** WHAT NEEDS TO BE DONE **
Filter the records down to the lines that hold the word "virt", and copy each of those lines.

** DATASET RECORDS **
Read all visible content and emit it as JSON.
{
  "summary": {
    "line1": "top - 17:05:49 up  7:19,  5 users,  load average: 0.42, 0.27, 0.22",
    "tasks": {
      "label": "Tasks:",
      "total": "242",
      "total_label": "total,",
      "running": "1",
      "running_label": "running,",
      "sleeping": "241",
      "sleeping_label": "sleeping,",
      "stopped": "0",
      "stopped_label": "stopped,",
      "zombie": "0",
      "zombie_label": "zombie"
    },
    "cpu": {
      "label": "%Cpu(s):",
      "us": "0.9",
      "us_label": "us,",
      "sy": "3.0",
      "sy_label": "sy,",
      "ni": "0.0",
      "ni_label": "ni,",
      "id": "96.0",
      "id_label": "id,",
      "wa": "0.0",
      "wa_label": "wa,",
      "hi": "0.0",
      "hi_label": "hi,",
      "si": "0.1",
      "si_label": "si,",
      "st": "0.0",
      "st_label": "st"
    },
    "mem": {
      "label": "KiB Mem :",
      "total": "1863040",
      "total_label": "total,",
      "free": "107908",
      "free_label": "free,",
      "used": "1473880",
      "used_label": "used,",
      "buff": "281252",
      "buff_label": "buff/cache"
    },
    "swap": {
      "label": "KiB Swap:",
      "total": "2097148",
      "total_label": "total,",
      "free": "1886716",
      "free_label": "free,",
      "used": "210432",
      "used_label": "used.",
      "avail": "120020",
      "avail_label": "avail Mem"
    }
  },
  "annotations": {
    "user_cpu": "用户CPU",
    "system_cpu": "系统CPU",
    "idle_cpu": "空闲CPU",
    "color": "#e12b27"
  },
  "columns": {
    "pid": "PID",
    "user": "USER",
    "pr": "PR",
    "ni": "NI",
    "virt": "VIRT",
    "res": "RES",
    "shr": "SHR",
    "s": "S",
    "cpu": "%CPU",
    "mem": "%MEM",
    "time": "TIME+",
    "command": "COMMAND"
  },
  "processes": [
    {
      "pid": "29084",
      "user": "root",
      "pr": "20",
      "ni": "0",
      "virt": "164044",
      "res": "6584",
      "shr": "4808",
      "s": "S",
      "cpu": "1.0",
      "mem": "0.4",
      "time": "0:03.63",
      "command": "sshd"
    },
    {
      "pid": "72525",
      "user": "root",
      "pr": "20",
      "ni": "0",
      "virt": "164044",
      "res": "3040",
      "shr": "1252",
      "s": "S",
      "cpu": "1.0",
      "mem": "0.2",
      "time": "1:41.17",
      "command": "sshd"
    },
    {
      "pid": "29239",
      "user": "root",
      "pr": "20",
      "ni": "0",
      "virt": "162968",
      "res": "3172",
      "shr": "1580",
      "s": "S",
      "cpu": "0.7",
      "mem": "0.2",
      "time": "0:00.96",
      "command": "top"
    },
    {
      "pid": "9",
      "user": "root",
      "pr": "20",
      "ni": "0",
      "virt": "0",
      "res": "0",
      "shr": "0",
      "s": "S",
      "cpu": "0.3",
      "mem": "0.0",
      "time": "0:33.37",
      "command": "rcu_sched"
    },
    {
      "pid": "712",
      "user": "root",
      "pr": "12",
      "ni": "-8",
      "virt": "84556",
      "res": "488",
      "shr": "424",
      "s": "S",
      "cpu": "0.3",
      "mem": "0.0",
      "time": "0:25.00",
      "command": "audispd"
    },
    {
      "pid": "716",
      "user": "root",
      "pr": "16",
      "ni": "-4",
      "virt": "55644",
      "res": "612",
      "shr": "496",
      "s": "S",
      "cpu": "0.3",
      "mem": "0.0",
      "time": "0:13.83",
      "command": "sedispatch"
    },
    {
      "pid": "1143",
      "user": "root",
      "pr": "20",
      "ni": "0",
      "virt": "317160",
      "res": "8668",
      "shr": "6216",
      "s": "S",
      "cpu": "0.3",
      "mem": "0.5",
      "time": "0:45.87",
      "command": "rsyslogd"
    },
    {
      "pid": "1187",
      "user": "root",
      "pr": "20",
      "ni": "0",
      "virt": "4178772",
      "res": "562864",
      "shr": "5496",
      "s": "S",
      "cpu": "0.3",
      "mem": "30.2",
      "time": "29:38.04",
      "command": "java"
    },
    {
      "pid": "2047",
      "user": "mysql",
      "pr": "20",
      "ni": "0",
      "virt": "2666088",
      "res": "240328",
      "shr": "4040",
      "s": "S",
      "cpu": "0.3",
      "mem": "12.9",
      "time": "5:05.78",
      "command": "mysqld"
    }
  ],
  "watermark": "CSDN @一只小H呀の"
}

** ANSWER SPACE **
    "virt": "VIRT",
      "virt": "164044",
      "virt": "164044",
      "virt": "162968",
      "virt": "0",
      "virt": "84556",
      "virt": "55644",
      "virt": "317160",
      "virt": "4178772",
      "virt": "2666088",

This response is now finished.